§ Task data
>>>
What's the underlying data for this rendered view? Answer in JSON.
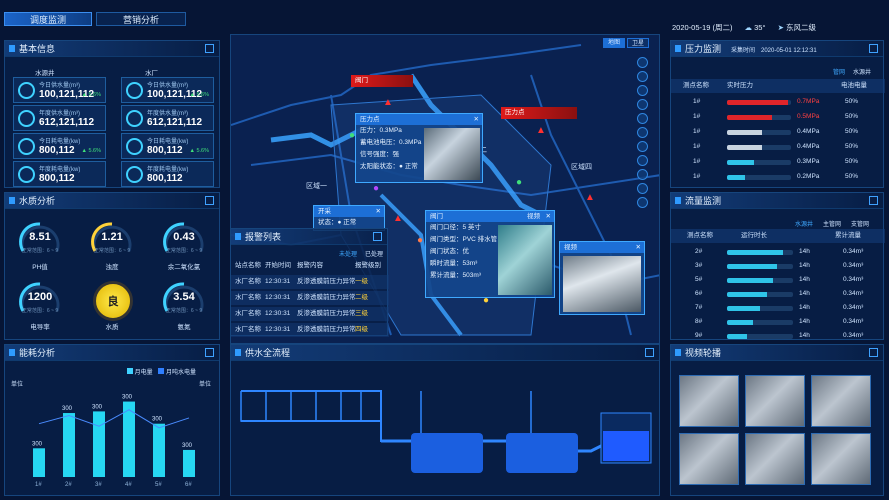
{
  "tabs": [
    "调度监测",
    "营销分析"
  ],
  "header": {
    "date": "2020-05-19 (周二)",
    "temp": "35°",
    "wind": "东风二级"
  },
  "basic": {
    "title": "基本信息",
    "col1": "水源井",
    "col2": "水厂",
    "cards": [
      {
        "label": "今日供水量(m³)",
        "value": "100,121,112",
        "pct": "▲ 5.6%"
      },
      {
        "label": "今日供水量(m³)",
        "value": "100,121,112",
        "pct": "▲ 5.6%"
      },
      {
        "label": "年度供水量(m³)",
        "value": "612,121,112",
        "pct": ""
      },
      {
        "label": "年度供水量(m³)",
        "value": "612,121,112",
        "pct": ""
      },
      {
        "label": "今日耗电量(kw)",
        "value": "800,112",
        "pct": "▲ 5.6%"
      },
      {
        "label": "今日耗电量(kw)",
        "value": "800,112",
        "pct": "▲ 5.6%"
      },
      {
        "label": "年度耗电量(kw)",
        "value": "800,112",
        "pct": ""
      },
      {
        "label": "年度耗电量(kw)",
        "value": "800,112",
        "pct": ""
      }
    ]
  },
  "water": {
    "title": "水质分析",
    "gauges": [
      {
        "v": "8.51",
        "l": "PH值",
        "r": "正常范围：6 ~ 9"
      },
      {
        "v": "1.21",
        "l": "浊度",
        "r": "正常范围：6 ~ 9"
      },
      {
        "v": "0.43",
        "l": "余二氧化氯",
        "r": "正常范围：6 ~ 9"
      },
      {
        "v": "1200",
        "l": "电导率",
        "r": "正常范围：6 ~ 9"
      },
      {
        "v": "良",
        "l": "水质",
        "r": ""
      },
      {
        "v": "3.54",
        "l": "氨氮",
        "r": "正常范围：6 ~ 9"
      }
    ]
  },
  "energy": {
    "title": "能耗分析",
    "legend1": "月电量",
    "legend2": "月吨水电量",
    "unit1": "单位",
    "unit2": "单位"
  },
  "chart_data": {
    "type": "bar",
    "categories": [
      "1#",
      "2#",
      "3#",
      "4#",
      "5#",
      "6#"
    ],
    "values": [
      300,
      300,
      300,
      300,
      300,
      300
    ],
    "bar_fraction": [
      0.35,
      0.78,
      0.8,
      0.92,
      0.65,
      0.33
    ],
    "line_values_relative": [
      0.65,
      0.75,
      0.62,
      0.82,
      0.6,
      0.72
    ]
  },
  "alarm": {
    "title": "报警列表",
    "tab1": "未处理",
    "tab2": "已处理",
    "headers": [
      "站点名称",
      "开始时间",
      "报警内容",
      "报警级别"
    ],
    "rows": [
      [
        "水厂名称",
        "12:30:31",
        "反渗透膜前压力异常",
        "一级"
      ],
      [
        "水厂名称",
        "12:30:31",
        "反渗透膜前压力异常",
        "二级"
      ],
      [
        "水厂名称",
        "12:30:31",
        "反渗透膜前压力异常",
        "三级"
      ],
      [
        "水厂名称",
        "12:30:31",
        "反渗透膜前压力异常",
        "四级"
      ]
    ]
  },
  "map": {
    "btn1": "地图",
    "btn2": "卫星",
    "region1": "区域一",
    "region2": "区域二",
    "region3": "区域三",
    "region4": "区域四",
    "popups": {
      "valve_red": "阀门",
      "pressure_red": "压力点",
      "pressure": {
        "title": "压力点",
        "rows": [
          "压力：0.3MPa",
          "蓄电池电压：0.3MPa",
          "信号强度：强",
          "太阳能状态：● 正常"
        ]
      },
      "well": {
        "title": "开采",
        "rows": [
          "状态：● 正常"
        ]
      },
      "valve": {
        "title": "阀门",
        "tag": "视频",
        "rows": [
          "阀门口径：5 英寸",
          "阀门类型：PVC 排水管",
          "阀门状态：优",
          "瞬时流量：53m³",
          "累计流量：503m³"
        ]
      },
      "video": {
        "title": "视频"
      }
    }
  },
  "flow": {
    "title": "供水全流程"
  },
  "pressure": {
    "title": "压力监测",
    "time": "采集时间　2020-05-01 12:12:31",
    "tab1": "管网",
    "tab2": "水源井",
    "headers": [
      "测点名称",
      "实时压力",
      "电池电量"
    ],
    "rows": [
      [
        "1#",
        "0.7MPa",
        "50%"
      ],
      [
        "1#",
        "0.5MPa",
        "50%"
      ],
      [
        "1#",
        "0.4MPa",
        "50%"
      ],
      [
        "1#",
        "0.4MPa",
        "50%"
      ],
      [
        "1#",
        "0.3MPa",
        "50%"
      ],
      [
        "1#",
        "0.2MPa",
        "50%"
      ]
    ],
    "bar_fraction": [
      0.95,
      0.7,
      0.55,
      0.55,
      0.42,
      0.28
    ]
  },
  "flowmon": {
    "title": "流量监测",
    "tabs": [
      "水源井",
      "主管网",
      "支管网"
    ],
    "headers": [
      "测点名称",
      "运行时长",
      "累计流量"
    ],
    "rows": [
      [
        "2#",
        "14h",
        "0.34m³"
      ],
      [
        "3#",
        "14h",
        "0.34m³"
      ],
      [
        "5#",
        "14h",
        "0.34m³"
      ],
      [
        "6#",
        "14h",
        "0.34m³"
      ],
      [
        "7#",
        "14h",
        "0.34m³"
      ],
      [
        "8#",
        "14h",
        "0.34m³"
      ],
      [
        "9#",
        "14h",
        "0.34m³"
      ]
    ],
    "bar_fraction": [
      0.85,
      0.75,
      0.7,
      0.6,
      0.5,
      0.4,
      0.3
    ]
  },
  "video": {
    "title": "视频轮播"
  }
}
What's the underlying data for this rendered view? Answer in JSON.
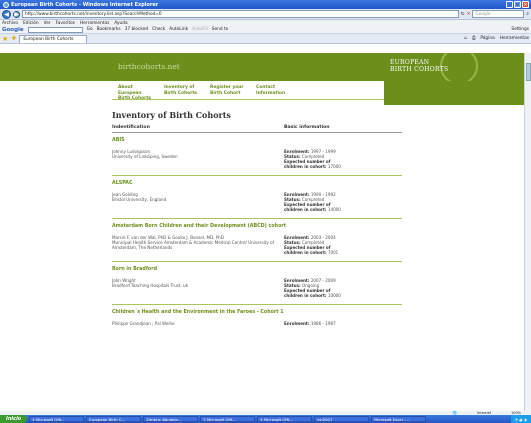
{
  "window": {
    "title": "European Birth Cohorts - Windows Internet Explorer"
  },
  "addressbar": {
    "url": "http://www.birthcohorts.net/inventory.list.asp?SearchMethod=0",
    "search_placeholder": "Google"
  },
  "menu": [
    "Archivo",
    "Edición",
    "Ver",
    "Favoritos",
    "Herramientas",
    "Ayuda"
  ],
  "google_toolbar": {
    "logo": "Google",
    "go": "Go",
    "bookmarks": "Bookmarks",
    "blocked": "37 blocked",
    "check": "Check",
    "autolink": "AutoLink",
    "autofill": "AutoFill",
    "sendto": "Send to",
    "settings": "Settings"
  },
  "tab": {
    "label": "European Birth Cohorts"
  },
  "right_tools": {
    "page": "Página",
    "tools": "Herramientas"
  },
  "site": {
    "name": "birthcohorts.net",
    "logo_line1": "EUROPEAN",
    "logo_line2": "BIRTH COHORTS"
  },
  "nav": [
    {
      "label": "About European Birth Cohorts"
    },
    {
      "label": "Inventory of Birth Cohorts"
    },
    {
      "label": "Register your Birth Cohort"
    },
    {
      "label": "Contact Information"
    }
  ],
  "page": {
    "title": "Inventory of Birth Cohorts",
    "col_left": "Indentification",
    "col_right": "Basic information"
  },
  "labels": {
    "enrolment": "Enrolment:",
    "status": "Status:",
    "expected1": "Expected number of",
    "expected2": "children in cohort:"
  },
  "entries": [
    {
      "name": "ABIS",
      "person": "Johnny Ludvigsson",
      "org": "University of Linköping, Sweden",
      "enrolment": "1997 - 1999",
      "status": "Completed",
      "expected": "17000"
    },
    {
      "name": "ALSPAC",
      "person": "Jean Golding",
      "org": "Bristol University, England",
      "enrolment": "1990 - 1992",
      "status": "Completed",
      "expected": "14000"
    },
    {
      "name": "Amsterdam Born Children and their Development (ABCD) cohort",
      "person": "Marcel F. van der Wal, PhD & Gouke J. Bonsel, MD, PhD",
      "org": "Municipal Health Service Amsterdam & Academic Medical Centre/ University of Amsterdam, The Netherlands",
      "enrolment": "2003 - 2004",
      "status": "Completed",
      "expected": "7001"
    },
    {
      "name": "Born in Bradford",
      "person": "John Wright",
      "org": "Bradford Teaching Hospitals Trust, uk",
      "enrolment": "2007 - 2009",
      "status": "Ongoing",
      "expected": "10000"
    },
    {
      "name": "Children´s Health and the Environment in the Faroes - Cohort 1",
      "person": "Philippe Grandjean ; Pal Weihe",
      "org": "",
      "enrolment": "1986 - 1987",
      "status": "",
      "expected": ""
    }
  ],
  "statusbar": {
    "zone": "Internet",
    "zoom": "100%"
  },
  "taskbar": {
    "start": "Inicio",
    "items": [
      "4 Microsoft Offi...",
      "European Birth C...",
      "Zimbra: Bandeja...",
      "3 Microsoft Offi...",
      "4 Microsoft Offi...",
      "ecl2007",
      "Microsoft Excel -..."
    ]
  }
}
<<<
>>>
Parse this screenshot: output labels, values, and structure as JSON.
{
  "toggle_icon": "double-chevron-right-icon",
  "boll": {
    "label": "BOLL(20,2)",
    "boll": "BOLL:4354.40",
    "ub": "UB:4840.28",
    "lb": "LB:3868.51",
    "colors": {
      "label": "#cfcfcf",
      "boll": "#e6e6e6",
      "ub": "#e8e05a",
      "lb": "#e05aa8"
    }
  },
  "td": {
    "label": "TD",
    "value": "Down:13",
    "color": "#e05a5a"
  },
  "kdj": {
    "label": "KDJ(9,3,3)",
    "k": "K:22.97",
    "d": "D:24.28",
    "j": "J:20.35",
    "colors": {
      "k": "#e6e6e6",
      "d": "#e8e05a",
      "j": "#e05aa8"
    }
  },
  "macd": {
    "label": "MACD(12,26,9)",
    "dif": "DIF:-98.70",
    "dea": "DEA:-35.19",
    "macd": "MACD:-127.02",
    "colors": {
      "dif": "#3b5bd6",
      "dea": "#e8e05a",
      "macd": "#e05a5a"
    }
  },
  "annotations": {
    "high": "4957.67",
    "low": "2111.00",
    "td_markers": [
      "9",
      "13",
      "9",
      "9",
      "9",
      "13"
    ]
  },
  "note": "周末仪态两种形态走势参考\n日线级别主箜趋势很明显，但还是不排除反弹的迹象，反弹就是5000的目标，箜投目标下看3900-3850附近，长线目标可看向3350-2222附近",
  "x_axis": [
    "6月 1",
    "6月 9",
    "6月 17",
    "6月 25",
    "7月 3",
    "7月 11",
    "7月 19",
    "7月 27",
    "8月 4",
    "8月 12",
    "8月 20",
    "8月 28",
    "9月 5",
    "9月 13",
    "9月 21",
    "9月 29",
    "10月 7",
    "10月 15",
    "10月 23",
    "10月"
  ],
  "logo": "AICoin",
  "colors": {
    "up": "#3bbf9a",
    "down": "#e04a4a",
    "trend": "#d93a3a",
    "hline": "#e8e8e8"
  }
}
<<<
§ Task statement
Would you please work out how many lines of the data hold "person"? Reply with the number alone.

§ Exercise response
5